**Entries shown**
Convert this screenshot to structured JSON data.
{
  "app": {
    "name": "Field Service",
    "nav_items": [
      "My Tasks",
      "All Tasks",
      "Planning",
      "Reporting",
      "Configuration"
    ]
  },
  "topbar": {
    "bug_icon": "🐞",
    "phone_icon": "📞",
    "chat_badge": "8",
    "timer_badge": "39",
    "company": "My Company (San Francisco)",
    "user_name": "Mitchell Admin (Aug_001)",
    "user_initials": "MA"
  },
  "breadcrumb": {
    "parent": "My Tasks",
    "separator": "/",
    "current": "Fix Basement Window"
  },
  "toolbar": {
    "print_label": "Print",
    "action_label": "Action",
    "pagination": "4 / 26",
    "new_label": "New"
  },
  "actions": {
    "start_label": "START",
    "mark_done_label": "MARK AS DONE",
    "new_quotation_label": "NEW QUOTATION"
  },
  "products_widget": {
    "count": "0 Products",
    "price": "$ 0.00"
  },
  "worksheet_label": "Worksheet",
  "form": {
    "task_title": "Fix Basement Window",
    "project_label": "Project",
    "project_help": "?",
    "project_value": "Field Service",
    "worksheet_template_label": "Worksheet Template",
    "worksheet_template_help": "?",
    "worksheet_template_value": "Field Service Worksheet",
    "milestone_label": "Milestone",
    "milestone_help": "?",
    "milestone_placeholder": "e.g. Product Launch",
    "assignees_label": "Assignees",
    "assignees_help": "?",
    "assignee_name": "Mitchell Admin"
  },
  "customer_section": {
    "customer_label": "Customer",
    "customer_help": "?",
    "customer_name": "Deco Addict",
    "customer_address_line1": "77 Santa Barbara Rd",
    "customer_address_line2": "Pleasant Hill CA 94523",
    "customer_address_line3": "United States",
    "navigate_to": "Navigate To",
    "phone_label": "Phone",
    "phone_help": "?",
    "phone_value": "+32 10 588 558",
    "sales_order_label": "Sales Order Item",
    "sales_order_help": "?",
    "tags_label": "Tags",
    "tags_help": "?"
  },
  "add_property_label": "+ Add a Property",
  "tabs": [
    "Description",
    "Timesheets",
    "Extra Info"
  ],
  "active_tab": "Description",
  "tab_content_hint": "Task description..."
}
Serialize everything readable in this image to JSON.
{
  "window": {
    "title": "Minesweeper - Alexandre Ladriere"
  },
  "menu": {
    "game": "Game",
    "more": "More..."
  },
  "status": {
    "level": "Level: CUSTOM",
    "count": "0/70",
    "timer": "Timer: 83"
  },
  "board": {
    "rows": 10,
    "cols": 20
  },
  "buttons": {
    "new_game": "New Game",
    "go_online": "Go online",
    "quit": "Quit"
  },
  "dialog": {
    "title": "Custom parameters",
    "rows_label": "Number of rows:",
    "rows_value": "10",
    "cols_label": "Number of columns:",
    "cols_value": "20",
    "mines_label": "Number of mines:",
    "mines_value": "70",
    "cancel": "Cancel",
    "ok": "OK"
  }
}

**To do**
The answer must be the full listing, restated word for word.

**Result of this task**
Convert this screenshot to structured JSON data.
{
  "app": {
    "name": "Field Service",
    "nav_items": [
      "My Tasks",
      "All Tasks",
      "Planning",
      "Reporting",
      "Configuration"
    ]
  },
  "topbar": {
    "bug_icon": "🐞",
    "phone_icon": "📞",
    "chat_badge": "8",
    "timer_badge": "39",
    "company": "My Company (San Francisco)",
    "user_name": "Mitchell Admin (Aug_001)",
    "user_initials": "MA"
  },
  "breadcrumb": {
    "parent": "My Tasks",
    "separator": "/",
    "current": "Fix Basement Window"
  },
  "toolbar": {
    "print_label": "Print",
    "action_label": "Action",
    "pagination": "4 / 26",
    "new_label": "New"
  },
  "actions": {
    "start_label": "START",
    "mark_done_label": "MARK AS DONE",
    "new_quotation_label": "NEW QUOTATION"
  },
  "products_widget": {
    "count": "0 Products",
    "price": "$ 0.00"
  },
  "worksheet_label": "Worksheet",
  "form": {
    "task_title": "Fix Basement Window",
    "project_label": "Project",
    "project_help": "?",
    "project_value": "Field Service",
    "worksheet_template_label": "Worksheet Template",
    "worksheet_template_help": "?",
    "worksheet_template_value": "Field Service Worksheet",
    "milestone_label": "Milestone",
    "milestone_help": "?",
    "milestone_placeholder": "e.g. Product Launch",
    "assignees_label": "Assignees",
    "assignees_help": "?",
    "assignee_name": "Mitchell Admin"
  },
  "customer_section": {
    "customer_label": "Customer",
    "customer_help": "?",
    "customer_name": "Deco Addict",
    "customer_address_line1": "77 Santa Barbara Rd",
    "customer_address_line2": "Pleasant Hill CA 94523",
    "customer_address_line3": "United States",
    "navigate_to": "Navigate To",
    "phone_label": "Phone",
    "phone_help": "?",
    "phone_value": "+32 10 588 558",
    "sales_order_label": "Sales Order Item",
    "sales_order_help": "?",
    "tags_label": "Tags",
    "tags_help": "?"
  },
  "add_property_label": "+ Add a Property",
  "tabs": [
    "Description",
    "Timesheets",
    "Extra Info"
  ],
  "active_tab": "Description",
  "tab_content_hint": "Task description..."
}
Serialize everything readable in this image to JSON.
{
  "window": {
    "title": "Minesweeper - Alexandre Ladriere"
  },
  "menu": {
    "game": "Game",
    "more": "More..."
  },
  "status": {
    "level": "Level: CUSTOM",
    "count": "0/70",
    "timer": "Timer: 83"
  },
  "board": {
    "rows": 10,
    "cols": 20
  },
  "buttons": {
    "new_game": "New Game",
    "go_online": "Go online",
    "quit": "Quit"
  },
  "dialog": {
    "title": "Custom parameters",
    "rows_label": "Number of rows:",
    "rows_value": "10",
    "cols_label": "Number of columns:",
    "cols_value": "20",
    "mines_label": "Number of mines:",
    "mines_value": "70",
    "cancel": "Cancel",
    "ok": "OK"
  }
}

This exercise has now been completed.